It has perches itself on the knife-edge of coffee extraction and as such, the ristretto is far removed from the world of lattes, cappuccinos, steamed milk and sprinkles.

You may have heard the term, but what exactly is it? What does it mean? And, importantly, how do you make one?

Ristretto comes from the Italian word for ‘restricted’, which essentially sums up the ristretto, understanding this means that we can better understand what the ristretto actually is (and is not).

Well, a ristretto is the term used to signify a very short, restricted shot of espresso.

The general consensus is that there are three different ways of getting a ristretto shot, but the resulting flavour is said to be one that is fuller, bolder and more well-rounded with less bitterness and crucially, more intense than it’s bigger brother the espresso. ‘If done well’ says Portola’s Jeff Duggan, ‘[you will] end up with a much more pleasant and flavourful beverage.’

So then, how do you make one with a traditional coffee machine?

Well just like a more traditional espresso, the ristretto requires attention to the pour, timing and grind of your beans.

Method One (The Lazy Way)

  1. Grind your beans as normal, don’t change the tamp
  2. Start the brew on the machine and then stop it after about fifteen seconds or approx 15ml of liquid.

Method Two (The Better Way)

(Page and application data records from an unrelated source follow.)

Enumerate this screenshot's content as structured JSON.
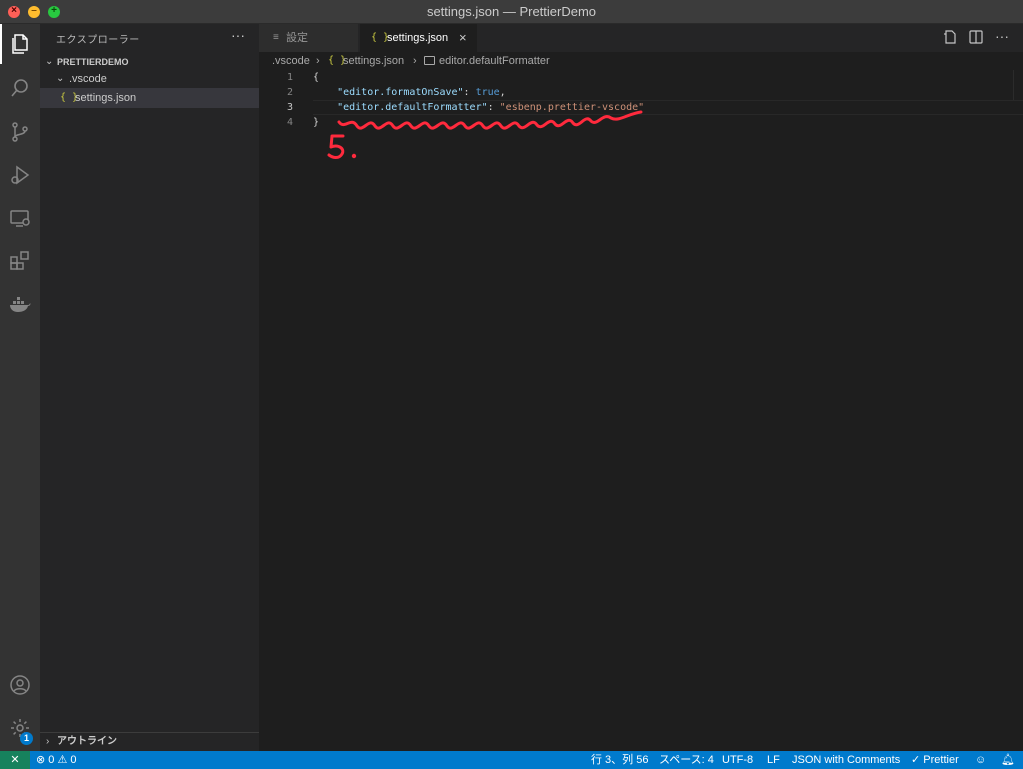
{
  "window": {
    "title": "settings.json — PrettierDemo"
  },
  "activity_bar": {
    "items": [
      "explorer-icon",
      "search-icon",
      "source-control-icon",
      "run-debug-icon",
      "remote-explorer-icon",
      "extensions-icon",
      "docker-icon"
    ],
    "bottom_items": [
      "account-icon",
      "manage-gear-icon"
    ],
    "manage_badge": "1"
  },
  "sidebar": {
    "title": "エクスプローラー",
    "more_label": "···",
    "root_folder": "PRETTIERDEMO",
    "tree": [
      {
        "label": ".vscode",
        "type": "folder",
        "expanded": true
      },
      {
        "label": "settings.json",
        "type": "file",
        "selected": true,
        "icon_glyph": "{ }"
      }
    ],
    "outline_label": "アウトライン"
  },
  "tabs": [
    {
      "label": "設定",
      "active": false
    },
    {
      "label": "settings.json",
      "active": true,
      "icon_glyph": "{ }",
      "close_glyph": "×"
    }
  ],
  "breadcrumbs": [
    ".vscode",
    "settings.json",
    "editor.defaultFormatter"
  ],
  "editor": {
    "current_line": 3,
    "lines": [
      {
        "number": "1",
        "tokens": [
          {
            "t": "p",
            "v": "{"
          }
        ]
      },
      {
        "number": "2",
        "tokens": [
          {
            "t": "p",
            "v": "    "
          },
          {
            "t": "k",
            "v": "\"editor.formatOnSave\""
          },
          {
            "t": "p",
            "v": ": "
          },
          {
            "t": "b",
            "v": "true"
          },
          {
            "t": "p",
            "v": ","
          }
        ]
      },
      {
        "number": "3",
        "tokens": [
          {
            "t": "p",
            "v": "    "
          },
          {
            "t": "k",
            "v": "\"editor.defaultFormatter\""
          },
          {
            "t": "p",
            "v": ": "
          },
          {
            "t": "s",
            "v": "\"esbenp.prettier-vscode\""
          }
        ]
      },
      {
        "number": "4",
        "tokens": [
          {
            "t": "p",
            "v": "}"
          }
        ]
      }
    ],
    "annotation": {
      "text": "5.",
      "color": "#ff2a3d"
    }
  },
  "status_bar": {
    "errors": "0",
    "warnings": "0",
    "position": "行 3、列 56",
    "indent": "スペース: 4",
    "encoding": "UTF-8",
    "eol": "LF",
    "language": "JSON with Comments",
    "formatter": "Prettier"
  },
  "colors": {
    "status_bar": "#007acc",
    "remote_indicator": "#16825d",
    "annotation_red": "#ff2a3d"
  }
}
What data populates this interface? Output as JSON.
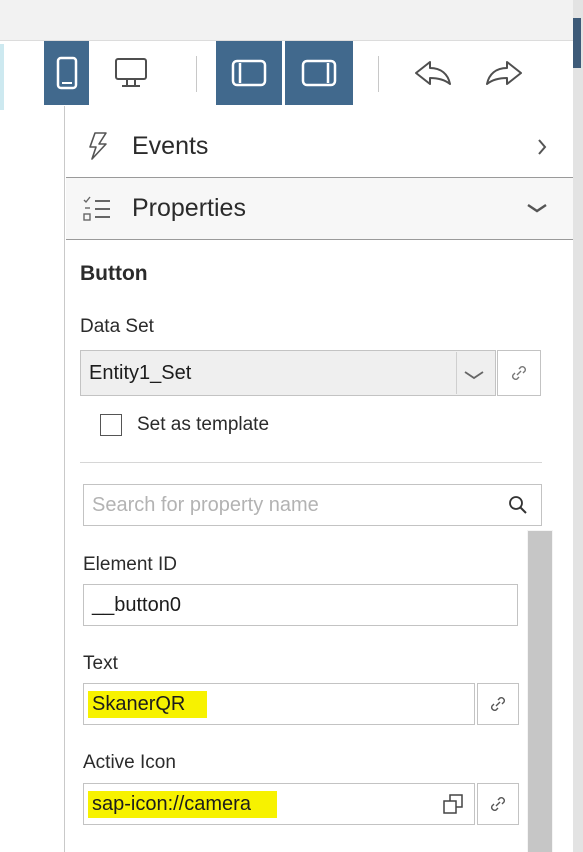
{
  "toolbar": {
    "buttons": [
      {
        "icon": "tablet-icon",
        "active": true
      },
      {
        "icon": "desktop-icon",
        "active": false
      },
      {
        "icon": "panel-left-icon",
        "active": true
      },
      {
        "icon": "panel-right-icon",
        "active": true
      },
      {
        "icon": "undo-icon",
        "active": false
      },
      {
        "icon": "redo-icon",
        "active": false
      }
    ],
    "active_color": "#41698d"
  },
  "sections": {
    "events": {
      "label": "Events",
      "icon": "lightning-icon",
      "chevron": "chevron-right-icon"
    },
    "properties": {
      "label": "Properties",
      "icon": "checklist-icon",
      "chevron": "chevron-down-icon"
    }
  },
  "control": {
    "title": "Button",
    "data_set_label": "Data Set",
    "data_set_value": "Entity1_Set",
    "template_checkbox_label": "Set as template",
    "template_checked": false
  },
  "search": {
    "placeholder": "Search for property name"
  },
  "properties": {
    "element_id_label": "Element ID",
    "element_id_value": "__button0",
    "text_label": "Text",
    "text_value": "SkanerQR",
    "active_icon_label": "Active Icon",
    "active_icon_value": "sap-icon://camera"
  },
  "highlight_color": "#f7f200"
}
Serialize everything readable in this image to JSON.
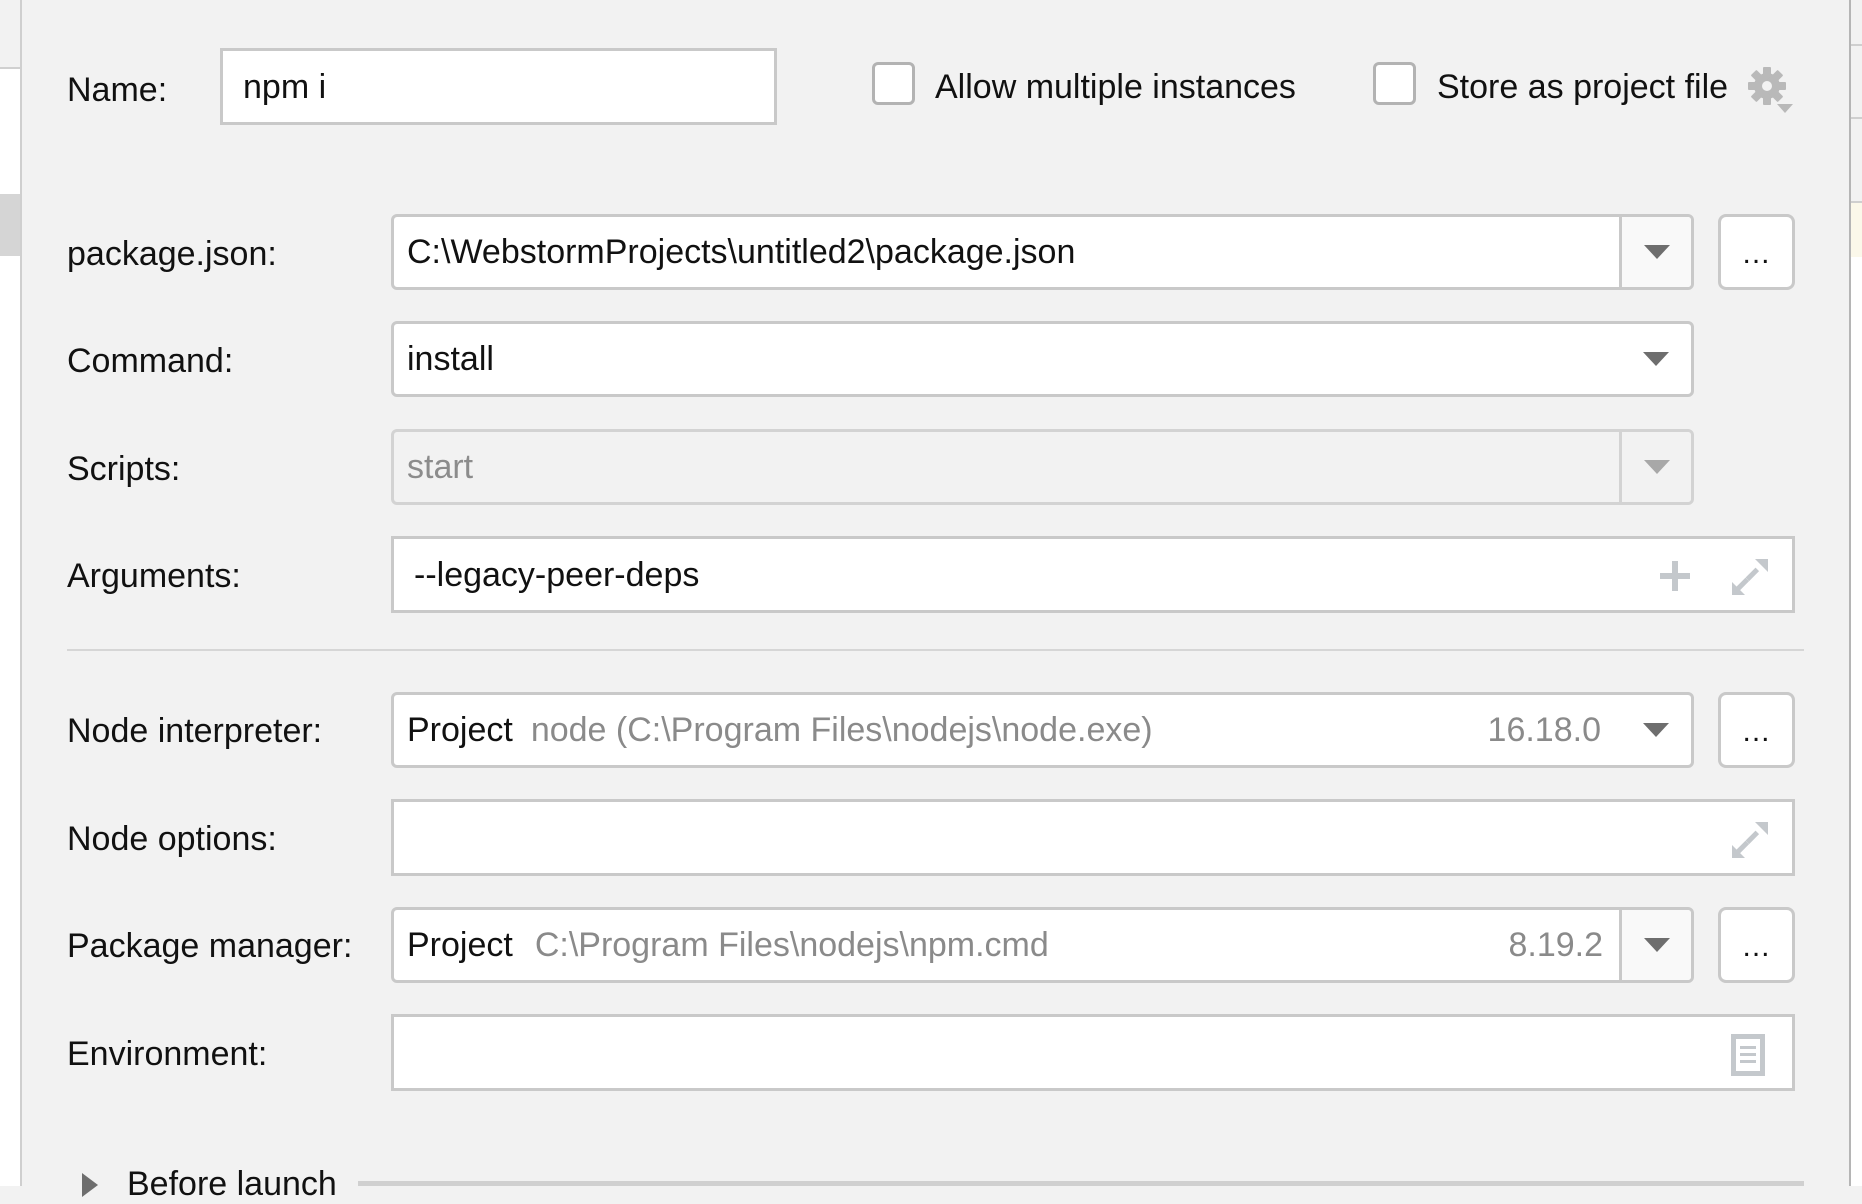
{
  "form": {
    "name_label": "Name:",
    "name_value": "npm i",
    "allow_multiple_label": "Allow multiple instances",
    "allow_multiple_checked": false,
    "store_project_label": "Store as project file",
    "store_project_checked": false,
    "package_json_label": "package.json:",
    "package_json_value": "C:\\WebstormProjects\\untitled2\\package.json",
    "command_label": "Command:",
    "command_value": "install",
    "scripts_label": "Scripts:",
    "scripts_value": "start",
    "arguments_label": "Arguments:",
    "arguments_value": "--legacy-peer-deps",
    "node_interpreter_label": "Node interpreter:",
    "node_interpreter_scope": "Project",
    "node_interpreter_path": "node (C:\\Program Files\\nodejs\\node.exe)",
    "node_interpreter_version": "16.18.0",
    "node_options_label": "Node options:",
    "node_options_value": "",
    "package_manager_label": "Package manager:",
    "package_manager_scope": "Project",
    "package_manager_path": "C:\\Program Files\\nodejs\\npm.cmd",
    "package_manager_version": "8.19.2",
    "environment_label": "Environment:",
    "environment_value": "",
    "browse_label": "...",
    "before_launch_label": "Before launch"
  },
  "icons": {
    "gear": "gear-icon",
    "dropdown": "chevron-down-icon",
    "add": "plus-icon",
    "expand": "expand-icon",
    "document": "document-icon",
    "expander": "triangle-right-icon"
  }
}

  1. Grind you coffee beans as normal, but tamp the grind much harder
  2. Brew the coffee for the standard and recommended time (25 seconds)

Method Three (The Best Way)

  • Grind the beans finer than normal, don’t change the tamp
  • Brew the coffee for the standard and recommended time (25 seconds)

These methods leave flavours and flaws with nowhere to hide. Any deficiencies in the blend or the bean will be discernible due to the intensity of the taste – even more so than it is in a single shot of espresso.

Some say it is a step too far and that an espresso is short enough, however with a good quality bean and a finely trained barista with a keen eye, then then are substantial merits to ‘the shortest pour’ that is the ristretto.

Truth be told, not many people do drink the ristretto shot, or ask for it these days. However, for those that want to provide a strong, dark and caramel textured hit, then the ristretto may well be perfect.                                                                                                                                                                                                                              

The shot can be used to create stronger and more intense versions of the standard, longer drinks. But for something different, why not make a Piccolo Latte? – use a double ristretto (not an espresso!) and serve them with textured milk in a smaller glass.